Why the emphasis on differentiation?  Mingling makes it too easy to forget that we have a separate mission.  According to many, the answer to the four questions is the next line we say: Avadim Hayeenu, we were servants to Paro in Egypt.  We had lost our way, and taking us out of Egypt reminded us to Whom we owe everything.  To survive the death of the first born, the Jews had to do commandments because they needed to be actively set apart as Hashem’s servants.


This is why our celebration of Pesach always recalls that it was our own extra push for separation that helped redeem us from Egypt.  It was not observing the commandments but our own distinctions. This is why there is such an emphasis on what we have added to the Halachot at Pesach.  What the Jewish soul is saying in the making of these fences is that I embrace my approach to worship.  If this is what Hashem has done for me -- if he has given me the gift of life, and the gift of choice, and the privilege to approach Him closer as part of the Jewish people, then I am eager.  No loyal servant looks to do the minimum. This is why Pesach has always been full of doing more and more. We left Mitzrayim so that we could serve, and serve enthusiastically.  
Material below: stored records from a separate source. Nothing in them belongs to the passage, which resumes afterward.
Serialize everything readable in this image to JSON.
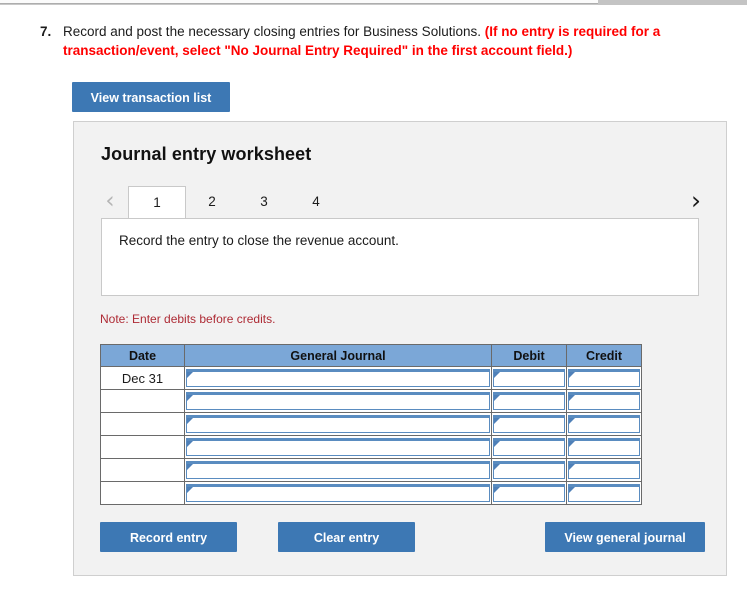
{
  "browser": {
    "chrome_visible": true
  },
  "question": {
    "number": "7.",
    "text": "Record and post the necessary closing entries for Business Solutions.",
    "hint": "(If no entry is required for a transaction/event, select \"No Journal Entry Required\" in the first account field.)"
  },
  "toolbar": {
    "view_transaction_list_label": "View transaction list"
  },
  "worksheet": {
    "title": "Journal entry worksheet",
    "prev_icon": "chevron-left-icon",
    "next_icon": "chevron-right-icon",
    "tabs": [
      {
        "label": "1",
        "active": true
      },
      {
        "label": "2",
        "active": false
      },
      {
        "label": "3",
        "active": false
      },
      {
        "label": "4",
        "active": false
      }
    ],
    "instruction": "Record the entry to close the revenue account.",
    "note": "Note: Enter debits before credits."
  },
  "journal_table": {
    "columns": [
      "Date",
      "General Journal",
      "Debit",
      "Credit"
    ],
    "rows": [
      {
        "date": "Dec 31",
        "general_journal": "",
        "debit": "",
        "credit": ""
      },
      {
        "date": "",
        "general_journal": "",
        "debit": "",
        "credit": ""
      },
      {
        "date": "",
        "general_journal": "",
        "debit": "",
        "credit": ""
      },
      {
        "date": "",
        "general_journal": "",
        "debit": "",
        "credit": ""
      },
      {
        "date": "",
        "general_journal": "",
        "debit": "",
        "credit": ""
      },
      {
        "date": "",
        "general_journal": "",
        "debit": "",
        "credit": ""
      }
    ]
  },
  "actions": {
    "record_entry_label": "Record entry",
    "clear_entry_label": "Clear entry",
    "view_general_journal_label": "View general journal"
  },
  "colors": {
    "primary_blue": "#3d78b4",
    "table_header_blue": "#7ba7d7",
    "field_border_blue": "#5a8cc0",
    "hint_red": "#ff0000",
    "note_red": "#ae2b35",
    "panel_bg": "#f2f2f2"
  }
}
The Rambam tells us that events like what we are experiencing, events on this scale of calamity, cannot be ignored in terms of Hashem’s call to us.  If someone sees nothing but randomness in events like these, the Rambam calls it Achzari’ut, a word which we translate as “cruelty,” but which is more about indifference.  Nobody can ignore such a call.


If you listen to the many Rabbanim addressing this call from Hashem, they do not seek to identify specific shortcomings in Jewish behavior.  It’s not this weakness or failing or that one. A call like this is much broader. The horrific toll in terms of human life, and the slowdown is a shutting off of the system.  It means a dramatic chance to reboot, another term for Teshuva.  I’m not a computer scientist who can tell you why, but I know that when things are going haywire, a reboot allows one to smooth out the kinks throughout the system and come back refreshed and focused.  Everyone has their own specific things which can benefit from a reboot, but reboot we must.  


The very basis for that reboot is laid out at Pesach.  It is about our enthusiasm for our role as servants. That enthusiasm is rooted in our sense of connection to Hashem but it overflows in all directions.  This is called Shabbat Hagadol in contrast to the other major Shabbat, before Yom Kippur, which is called the Shabbat HaKatan. That is because this one is about Teshuva from love and the other one is Teshuva from fear.  It is a Chag of loving kindness, of an energy which is industrious but overflows with giving in many directions.


All around us, we see herculean efforts in giving.  The most rousing reaction to the plague, the most inspiring, is the mobilization of the caregivers -- the doctors, the nurses, the support staff, the EMTs, the sleepless public health officials, the vigilant police and firefighters, the national guardsmen making sure that the quiet streets stay that way.  Their reaction is to rise up selflessly to the challenge and to provide healing and protection wherever it is needed. We know they are professionals, but this level of dedication and sacrifice goes well beyond duty. Just as we say a Mi Sheberach in Shul for the military soldiers, so we have begun to say a Mi Sheberach in the Non-Minyan Minyanim for these soldiers in this horrific battle.  


But we are all mobilized in this effort.  This is the stream, the torrent really, of giving -- of shopping for others while you shop for yourself, of running errands for others while running errands for yourself, of offering succor of all kinds, large and small.  You see the incredible scenes of people reaching out, the armies of volunteers doing Chesed, the feeding of the hungry for Pesach. You might not have expected anything different, but it’s still a scene to behold.


The separation is so hard.  Let’s internalize the ways we stand apart, so that we can engage properly -- in kindness, in generosity, in sweetness.

Fri, June 5 2020 13 Sivan 5780